Mozilla still paints Firefox as a privacy-first browser. If you look at the claim, you may quickly realize that this is not entirely true. While Firefox does come with privacy tools, it also collects and sends Telemetry by default. It has not helped Mozilla's case that it ran a few "how could you ever do this" kind of experiments in Firefox, like the Mr. Robots incident. Back in 2017, Mozilla installed an add-on, Looking Glass, automatically in Firefox. It turned out later that this extension was a collaboration with the makers of the TV show Mr. Robot.
This incident and several others still haunt discussions about Firefox and privacy.
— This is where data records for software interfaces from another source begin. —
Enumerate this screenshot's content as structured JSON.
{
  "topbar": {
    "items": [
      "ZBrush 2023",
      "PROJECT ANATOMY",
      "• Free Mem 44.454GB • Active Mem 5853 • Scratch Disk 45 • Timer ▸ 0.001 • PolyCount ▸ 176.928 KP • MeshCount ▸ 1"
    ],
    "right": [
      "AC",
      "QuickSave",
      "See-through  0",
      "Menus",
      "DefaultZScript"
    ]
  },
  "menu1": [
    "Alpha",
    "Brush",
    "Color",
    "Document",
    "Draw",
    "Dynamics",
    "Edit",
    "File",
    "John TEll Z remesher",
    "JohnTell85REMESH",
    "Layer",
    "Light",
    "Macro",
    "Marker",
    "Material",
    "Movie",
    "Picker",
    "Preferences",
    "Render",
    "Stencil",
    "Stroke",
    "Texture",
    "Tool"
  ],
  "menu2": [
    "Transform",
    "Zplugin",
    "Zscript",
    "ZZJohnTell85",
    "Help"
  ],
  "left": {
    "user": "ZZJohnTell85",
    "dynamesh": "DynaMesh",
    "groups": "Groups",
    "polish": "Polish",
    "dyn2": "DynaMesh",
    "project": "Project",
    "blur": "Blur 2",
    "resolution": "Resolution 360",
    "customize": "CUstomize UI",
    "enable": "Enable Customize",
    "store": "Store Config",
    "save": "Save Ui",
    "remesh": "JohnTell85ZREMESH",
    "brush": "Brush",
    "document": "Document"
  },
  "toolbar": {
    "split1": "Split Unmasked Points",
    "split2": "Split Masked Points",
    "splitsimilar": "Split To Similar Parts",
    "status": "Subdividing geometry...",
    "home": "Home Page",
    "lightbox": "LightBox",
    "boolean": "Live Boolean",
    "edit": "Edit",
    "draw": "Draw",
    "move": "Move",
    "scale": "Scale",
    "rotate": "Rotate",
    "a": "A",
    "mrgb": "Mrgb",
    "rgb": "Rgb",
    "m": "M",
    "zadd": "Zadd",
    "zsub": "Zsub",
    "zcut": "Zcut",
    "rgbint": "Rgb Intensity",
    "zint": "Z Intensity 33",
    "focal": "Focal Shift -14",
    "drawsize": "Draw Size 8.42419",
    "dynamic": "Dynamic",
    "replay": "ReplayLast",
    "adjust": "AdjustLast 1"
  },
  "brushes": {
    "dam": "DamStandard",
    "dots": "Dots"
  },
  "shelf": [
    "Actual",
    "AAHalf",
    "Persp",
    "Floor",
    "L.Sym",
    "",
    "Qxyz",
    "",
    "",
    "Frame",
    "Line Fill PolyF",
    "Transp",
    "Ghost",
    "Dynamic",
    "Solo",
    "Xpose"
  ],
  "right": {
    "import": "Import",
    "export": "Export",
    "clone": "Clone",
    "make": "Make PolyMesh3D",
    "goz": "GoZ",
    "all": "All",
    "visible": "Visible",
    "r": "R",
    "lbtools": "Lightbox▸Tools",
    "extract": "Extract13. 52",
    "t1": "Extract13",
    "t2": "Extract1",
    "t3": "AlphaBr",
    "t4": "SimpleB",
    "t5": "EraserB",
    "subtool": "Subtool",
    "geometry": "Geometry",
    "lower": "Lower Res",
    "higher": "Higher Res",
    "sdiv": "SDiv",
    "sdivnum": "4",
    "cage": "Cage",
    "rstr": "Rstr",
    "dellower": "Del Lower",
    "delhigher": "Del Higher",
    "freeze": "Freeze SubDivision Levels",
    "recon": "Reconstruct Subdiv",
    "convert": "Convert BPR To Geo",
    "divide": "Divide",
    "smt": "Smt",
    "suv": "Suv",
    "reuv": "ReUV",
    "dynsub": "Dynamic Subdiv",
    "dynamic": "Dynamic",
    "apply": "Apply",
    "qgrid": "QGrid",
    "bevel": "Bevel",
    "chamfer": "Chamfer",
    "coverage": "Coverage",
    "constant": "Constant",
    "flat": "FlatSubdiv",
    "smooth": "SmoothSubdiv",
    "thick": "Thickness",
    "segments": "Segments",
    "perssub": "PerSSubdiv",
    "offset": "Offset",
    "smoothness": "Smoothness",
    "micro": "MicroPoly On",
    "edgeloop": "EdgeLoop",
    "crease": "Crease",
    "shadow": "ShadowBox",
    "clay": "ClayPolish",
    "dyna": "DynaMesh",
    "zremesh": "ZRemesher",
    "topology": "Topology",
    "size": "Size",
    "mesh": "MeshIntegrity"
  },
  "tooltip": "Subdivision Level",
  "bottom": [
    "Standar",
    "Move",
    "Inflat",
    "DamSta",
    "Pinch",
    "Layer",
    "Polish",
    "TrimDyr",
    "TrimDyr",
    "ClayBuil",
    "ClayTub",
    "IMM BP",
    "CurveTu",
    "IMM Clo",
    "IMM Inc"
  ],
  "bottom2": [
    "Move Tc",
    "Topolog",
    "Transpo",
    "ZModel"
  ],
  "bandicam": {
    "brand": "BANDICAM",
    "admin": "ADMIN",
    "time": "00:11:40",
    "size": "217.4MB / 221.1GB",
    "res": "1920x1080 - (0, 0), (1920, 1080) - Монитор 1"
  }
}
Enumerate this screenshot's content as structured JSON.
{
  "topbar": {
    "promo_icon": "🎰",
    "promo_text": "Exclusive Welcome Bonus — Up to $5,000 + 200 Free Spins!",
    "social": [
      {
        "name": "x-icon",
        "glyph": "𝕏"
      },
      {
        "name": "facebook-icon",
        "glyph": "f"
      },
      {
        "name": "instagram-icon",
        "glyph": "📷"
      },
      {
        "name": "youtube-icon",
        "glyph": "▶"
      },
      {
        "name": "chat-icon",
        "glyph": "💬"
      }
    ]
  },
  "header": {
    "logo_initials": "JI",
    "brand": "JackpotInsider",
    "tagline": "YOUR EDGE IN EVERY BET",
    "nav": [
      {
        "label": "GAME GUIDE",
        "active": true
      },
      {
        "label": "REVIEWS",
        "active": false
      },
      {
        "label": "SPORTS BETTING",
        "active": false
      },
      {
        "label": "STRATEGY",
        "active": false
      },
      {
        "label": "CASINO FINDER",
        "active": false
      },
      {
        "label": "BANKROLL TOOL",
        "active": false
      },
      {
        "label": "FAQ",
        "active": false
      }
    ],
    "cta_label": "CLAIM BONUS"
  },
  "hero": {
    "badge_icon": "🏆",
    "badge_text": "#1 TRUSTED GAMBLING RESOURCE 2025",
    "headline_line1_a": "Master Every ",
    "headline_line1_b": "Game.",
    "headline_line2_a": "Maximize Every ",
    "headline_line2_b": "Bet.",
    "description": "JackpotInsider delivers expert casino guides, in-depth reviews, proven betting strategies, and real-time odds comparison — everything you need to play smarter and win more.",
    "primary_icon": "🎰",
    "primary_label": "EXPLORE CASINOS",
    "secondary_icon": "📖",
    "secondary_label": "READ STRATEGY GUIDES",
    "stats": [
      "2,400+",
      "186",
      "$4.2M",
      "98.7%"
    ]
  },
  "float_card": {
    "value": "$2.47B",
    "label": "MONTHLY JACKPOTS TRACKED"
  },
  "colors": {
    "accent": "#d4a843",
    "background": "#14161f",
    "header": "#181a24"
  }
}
You can turn Firefox into a privacy fortress, but you need to do so yourself. Turn off Telemetry, make dozens of other switches and changes. It is still excellent for that, but the default installation is a compromise between privacy, Mozilla's interests, and Telemetry that Firefox collects and Mozilla uses.
Rise from the ashes?
It will be difficult to make a U-turn and get a positive momentum. The unlocking of full add-ons support in Firefox for Android may be the Firestarter that Mozilla needed.
Firefox for Android is a minor browser on the platform. Yes, it has millions of users, it is just a tiny fraction of the entire Android userbase.
Extensions support is one feature that sets Firefox apart from all major Chrome browsers. None support extensions. The main reason for that probably has to do with Google being an advertising company. Why invite users to install content blockers in Chrome when you control the market and would torpedo your bottom line?
Google could not pull the stunt on desktop, as the competition was much fiercer there. Chrome might still be the leading browser on desktop if Google made the decision to ship it without extensions, but it would likely not dominate the market.
One of Mozilla's failures in the past was that it constantly looked as if it was following Google and Chrome in its decision making process. Google implemented something, like Tabs on Top, and Mozilla followed. Features that set Firefox apart, like Ubiquity, Firefox Panorama, or Janus, were all dropped.
Even without these, there is little that sets Firefox apart visually from Chrome.
Mozilla needs to get the first movers on its side again. Some are still there, but many have moved on. To do this, the organization has to make hard decisions. Make Firefox a true privacy-friendly browser out of the box.
It is perfectly fine to display a "please enable Telemetry to help us" page during initial setup, but keep all of this disabled. Don't use third-party analytics or the like either, make Firefox the browser with the least number of outbound connections by default. Check Privacy Tests and implement protections, provided that they make sense to beat any other browser there.
Make Firefox the privacy browser so that it shines when compared to Chrome. This step might convince old users who left and new users alike to give Firefox a chance.
If you are a pessimist, you may see Firefox losing another million or two of its users in 2024. Mozilla CEO and executives getting another raise, and Mozilla continuing to push non-Firefox products and services using Firefox as the driver.
Now You: where do you see Firefox in 2025?Advertisement